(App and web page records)
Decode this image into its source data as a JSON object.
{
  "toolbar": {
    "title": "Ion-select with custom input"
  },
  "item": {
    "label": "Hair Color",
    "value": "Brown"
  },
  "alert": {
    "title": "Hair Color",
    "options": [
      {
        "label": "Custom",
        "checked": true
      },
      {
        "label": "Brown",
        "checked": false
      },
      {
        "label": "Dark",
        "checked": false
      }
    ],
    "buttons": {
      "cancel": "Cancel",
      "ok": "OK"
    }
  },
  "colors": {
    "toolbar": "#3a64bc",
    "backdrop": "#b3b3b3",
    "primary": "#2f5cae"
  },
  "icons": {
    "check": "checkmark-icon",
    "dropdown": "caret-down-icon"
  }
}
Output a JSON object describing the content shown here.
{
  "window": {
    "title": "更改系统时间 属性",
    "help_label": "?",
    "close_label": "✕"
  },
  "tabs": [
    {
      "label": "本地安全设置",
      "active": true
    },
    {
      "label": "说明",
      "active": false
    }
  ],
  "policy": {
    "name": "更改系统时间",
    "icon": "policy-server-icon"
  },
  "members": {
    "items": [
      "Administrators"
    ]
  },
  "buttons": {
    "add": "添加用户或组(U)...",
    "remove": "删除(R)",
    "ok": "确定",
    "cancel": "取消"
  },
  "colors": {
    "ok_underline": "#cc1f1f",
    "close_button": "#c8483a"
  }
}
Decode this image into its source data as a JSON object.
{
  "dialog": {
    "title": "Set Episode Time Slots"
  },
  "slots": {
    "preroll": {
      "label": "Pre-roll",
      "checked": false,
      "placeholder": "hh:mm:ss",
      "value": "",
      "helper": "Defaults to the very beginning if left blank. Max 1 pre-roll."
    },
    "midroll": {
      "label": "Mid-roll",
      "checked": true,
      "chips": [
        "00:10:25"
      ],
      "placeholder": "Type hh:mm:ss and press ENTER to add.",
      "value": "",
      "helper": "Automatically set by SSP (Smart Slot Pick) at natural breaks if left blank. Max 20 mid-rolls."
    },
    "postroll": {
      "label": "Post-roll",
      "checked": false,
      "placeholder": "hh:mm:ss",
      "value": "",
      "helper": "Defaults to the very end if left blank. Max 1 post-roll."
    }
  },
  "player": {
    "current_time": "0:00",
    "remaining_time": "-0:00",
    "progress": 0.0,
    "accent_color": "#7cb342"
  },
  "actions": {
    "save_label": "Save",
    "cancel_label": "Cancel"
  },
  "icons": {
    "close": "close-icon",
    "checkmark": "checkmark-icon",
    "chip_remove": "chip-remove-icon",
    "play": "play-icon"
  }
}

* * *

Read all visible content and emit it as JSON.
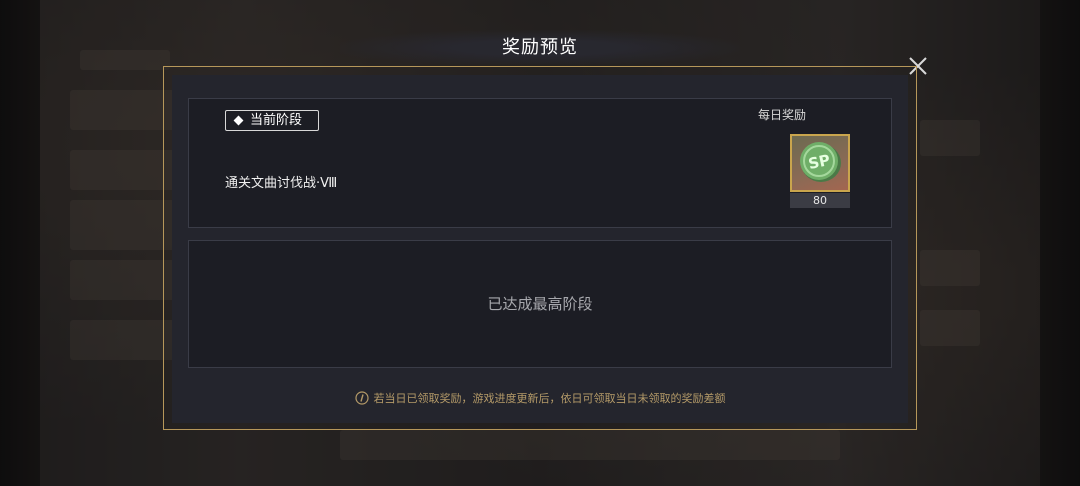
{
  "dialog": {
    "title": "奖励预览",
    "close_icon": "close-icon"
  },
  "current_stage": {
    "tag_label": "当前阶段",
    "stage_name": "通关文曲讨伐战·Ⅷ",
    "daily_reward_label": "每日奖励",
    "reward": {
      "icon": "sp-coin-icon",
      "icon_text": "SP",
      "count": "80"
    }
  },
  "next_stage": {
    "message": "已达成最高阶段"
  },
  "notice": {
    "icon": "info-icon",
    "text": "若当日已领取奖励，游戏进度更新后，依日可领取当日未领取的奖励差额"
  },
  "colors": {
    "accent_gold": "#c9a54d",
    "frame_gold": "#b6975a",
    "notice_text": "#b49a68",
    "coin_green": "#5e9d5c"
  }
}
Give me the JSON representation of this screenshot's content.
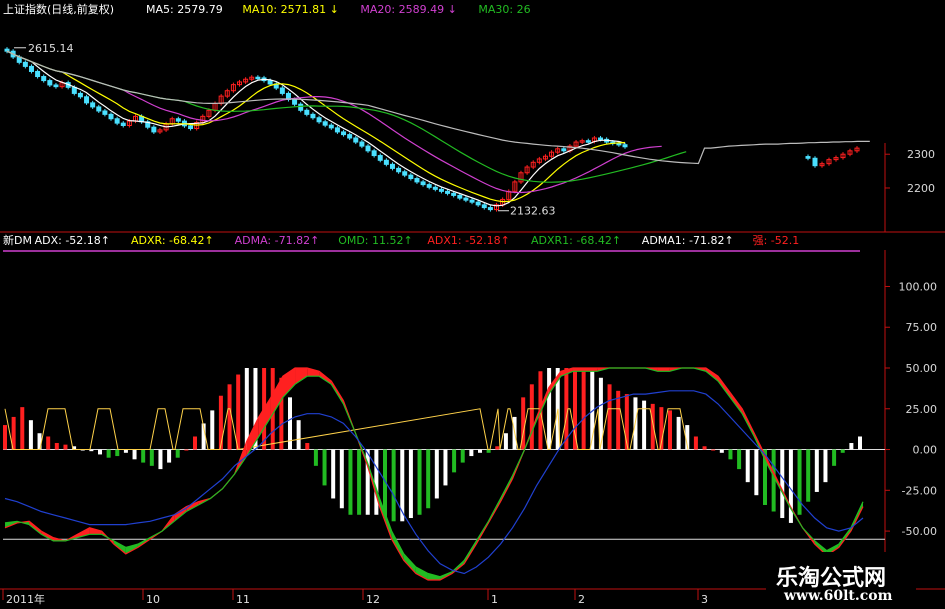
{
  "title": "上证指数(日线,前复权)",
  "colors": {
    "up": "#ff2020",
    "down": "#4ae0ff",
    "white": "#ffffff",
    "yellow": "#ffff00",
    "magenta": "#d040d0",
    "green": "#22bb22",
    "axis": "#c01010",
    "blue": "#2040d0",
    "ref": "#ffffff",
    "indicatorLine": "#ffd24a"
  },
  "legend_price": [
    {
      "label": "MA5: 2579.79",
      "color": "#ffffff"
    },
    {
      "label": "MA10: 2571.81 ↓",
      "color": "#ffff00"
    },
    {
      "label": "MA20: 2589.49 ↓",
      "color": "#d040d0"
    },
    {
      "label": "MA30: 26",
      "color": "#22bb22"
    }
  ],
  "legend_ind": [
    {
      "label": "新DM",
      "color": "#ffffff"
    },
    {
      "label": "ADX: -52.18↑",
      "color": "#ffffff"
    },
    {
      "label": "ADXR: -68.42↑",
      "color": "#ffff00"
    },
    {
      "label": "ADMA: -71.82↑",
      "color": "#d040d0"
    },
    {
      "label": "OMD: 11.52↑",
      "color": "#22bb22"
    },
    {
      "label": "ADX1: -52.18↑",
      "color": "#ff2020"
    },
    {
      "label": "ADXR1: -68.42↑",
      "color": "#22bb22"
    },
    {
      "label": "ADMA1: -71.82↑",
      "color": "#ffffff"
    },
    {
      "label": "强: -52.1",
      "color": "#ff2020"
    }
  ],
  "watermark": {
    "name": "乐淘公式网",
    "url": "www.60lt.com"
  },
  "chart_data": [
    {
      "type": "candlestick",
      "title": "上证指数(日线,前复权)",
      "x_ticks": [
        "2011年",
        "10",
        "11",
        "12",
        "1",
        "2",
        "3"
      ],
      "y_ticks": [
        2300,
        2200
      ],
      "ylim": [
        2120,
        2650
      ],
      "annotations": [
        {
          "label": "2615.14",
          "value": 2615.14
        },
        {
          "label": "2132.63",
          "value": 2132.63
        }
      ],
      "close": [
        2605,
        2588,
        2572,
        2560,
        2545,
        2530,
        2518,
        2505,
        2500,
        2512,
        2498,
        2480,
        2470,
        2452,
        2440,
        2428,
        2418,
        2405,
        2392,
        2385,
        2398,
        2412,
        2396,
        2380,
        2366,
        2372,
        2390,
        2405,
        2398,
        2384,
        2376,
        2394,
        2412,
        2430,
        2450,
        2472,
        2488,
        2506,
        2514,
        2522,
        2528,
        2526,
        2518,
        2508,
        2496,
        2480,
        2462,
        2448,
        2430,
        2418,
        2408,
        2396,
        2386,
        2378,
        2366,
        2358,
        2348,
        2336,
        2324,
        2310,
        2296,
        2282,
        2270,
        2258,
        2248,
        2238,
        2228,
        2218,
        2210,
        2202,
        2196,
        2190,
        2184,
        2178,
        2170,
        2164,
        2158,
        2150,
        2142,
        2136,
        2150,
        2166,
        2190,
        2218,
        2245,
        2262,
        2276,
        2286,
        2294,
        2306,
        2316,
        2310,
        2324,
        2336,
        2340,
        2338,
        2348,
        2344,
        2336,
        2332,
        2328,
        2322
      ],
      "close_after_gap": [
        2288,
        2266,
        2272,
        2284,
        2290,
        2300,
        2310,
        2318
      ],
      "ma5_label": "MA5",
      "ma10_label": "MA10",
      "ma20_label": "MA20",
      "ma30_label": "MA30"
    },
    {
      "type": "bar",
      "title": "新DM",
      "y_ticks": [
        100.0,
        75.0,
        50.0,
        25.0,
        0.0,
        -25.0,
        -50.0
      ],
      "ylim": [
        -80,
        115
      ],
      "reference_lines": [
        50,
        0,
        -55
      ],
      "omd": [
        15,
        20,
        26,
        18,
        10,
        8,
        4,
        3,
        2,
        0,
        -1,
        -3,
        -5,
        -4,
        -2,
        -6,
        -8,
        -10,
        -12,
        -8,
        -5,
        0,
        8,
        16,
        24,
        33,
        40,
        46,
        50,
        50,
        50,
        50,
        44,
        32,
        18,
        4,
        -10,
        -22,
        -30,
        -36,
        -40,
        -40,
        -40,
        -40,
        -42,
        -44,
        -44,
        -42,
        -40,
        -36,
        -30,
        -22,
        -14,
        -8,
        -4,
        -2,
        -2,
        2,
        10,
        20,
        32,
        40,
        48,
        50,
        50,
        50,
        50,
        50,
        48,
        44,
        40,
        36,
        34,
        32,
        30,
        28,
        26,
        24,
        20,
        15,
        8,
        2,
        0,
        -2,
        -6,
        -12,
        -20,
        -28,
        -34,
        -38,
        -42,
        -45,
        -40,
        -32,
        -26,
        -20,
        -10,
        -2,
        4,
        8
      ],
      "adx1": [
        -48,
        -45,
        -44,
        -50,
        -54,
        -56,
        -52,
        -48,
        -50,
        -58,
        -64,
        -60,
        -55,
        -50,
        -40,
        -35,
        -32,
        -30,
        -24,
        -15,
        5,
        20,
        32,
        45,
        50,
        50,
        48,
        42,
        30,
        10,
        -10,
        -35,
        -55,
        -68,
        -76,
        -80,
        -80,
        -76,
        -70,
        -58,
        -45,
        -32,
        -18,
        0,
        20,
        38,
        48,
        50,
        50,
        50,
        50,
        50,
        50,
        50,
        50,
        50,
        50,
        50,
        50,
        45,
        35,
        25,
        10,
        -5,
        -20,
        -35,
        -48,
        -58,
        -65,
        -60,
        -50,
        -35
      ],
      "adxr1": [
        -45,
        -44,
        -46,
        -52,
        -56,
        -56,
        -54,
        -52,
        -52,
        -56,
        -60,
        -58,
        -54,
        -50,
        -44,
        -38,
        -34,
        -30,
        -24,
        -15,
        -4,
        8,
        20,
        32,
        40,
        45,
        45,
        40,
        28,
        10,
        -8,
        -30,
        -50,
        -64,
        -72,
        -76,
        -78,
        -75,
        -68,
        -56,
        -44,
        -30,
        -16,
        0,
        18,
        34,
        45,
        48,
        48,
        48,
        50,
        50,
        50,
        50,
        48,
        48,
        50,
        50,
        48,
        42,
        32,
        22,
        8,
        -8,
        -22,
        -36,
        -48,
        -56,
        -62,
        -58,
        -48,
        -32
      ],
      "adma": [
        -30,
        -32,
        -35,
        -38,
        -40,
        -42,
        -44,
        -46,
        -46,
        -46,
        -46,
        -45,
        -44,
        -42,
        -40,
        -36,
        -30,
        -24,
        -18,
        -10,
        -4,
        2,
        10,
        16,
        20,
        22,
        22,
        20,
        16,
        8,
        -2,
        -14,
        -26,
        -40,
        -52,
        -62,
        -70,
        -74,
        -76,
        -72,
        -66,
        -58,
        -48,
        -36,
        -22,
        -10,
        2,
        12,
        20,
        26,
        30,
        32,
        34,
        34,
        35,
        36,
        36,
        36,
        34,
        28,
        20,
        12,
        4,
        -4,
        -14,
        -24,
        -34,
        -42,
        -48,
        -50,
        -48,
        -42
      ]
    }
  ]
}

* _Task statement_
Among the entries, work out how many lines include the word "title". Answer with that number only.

* _Result for this task_
8